OLYMPIA, Wash. -- State lawmakers say they're getting close to an agreement that would raise gas taxes anywhere from 10-11 cents a gallon. The governor stands ready to call a special session when an agreement is reached.
The $9-12 billion raised would go to finishing several highways that sit incomplete and widening I-5 in front of Joint Base Lewis-McChord, among many other projects.
The ports of Seattle and Tacoma are jammed with truck traffic. There's no easy way in or out of either.
"Passing this transportation package this year is dire," SeaTac deputy mayor Mia Gregerson told a state senate committee Thursday. Regional leaders urged lawmakers to act quickly before the next regular session in January. Key is the completion of Highway 167 and Highway 509 connecting them to I-5.

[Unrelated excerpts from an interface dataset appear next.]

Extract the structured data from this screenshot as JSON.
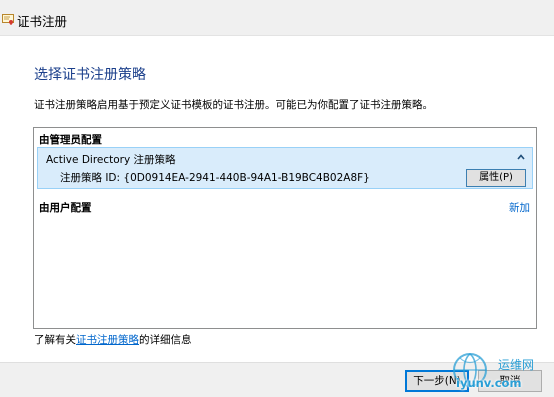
{
  "window": {
    "title": "证书注册",
    "icon": "certificate-icon"
  },
  "page": {
    "heading": "选择证书注册策略",
    "description": "证书注册策略启用基于预定义证书模板的证书注册。可能已为你配置了证书注册策略。"
  },
  "policies": {
    "admin_group_label": "由管理员配置",
    "user_group_label": "由用户配置",
    "add_link": "新加",
    "items": [
      {
        "name": "Active Directory 注册策略",
        "id_line": "注册策略 ID:  {0D0914EA-2941-440B-94A1-B19BC4B02A8F}",
        "properties_label": "属性(P)",
        "collapse_icon": "chevron-up-icon"
      }
    ]
  },
  "more_info": {
    "prefix": "了解有关",
    "link": "证书注册策略",
    "suffix": "的详细信息"
  },
  "footer": {
    "next_label": "下一步(N)",
    "cancel_label": "取消"
  },
  "watermark": {
    "name": "运维网",
    "url": "iyunv.com",
    "icon": "watermark-logo-icon"
  },
  "colors": {
    "heading": "#1b3f8b",
    "link": "#0066cc",
    "selection_bg": "#d9ecfb",
    "selection_border": "#99d1f7"
  }
}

The legislature recently gave Boeing tax breaks to entice building the 777X in the Puget Sound area. The mayor of Everett said getting a transportation plan passed in the next several weeks is also vital now that there's no promise of Boeing locating here.
"I think passing this transportation package is going to be critical to our potential success in landing the assembly of the 777X," said Mayor Ray Stephanson.
The other key element of the proposed plan is the widening of I-5 as it passes along JBLM. It constricts from 4 down to three lanes in each direction.
"The 60 year-old design of I-5 is inadequate to sustain today's volume of traffic," said Lakewood mayor Don Anderson.
Key lawmakers just met with the governor and say they're close to an agreement.
"Just a couple of things, small things," said State Sen. Tracey Eide, transportation committee co-chair. "But big enough that it takes a little bit of time. But we're close."
Rep. Judy Clibborn, who also chairs the transportation committee, says her goal is to get the agreement done before the next session.
"I don't have a deadline because we're still moving and every day we move," she said. "But I don't see that we're going to get it done by this weekend."
The plan put forth by the Majority Coalition Caucus in the Senate also includes no tolls on Interstate 90, and pays for a new floating bridge on State Road 520. It also seeks to redirect sales tax money from transportation projects to a transportation fund instead of the general fund, and transfers money out of an environmental cleanup account.
The Associated Press contributed to this report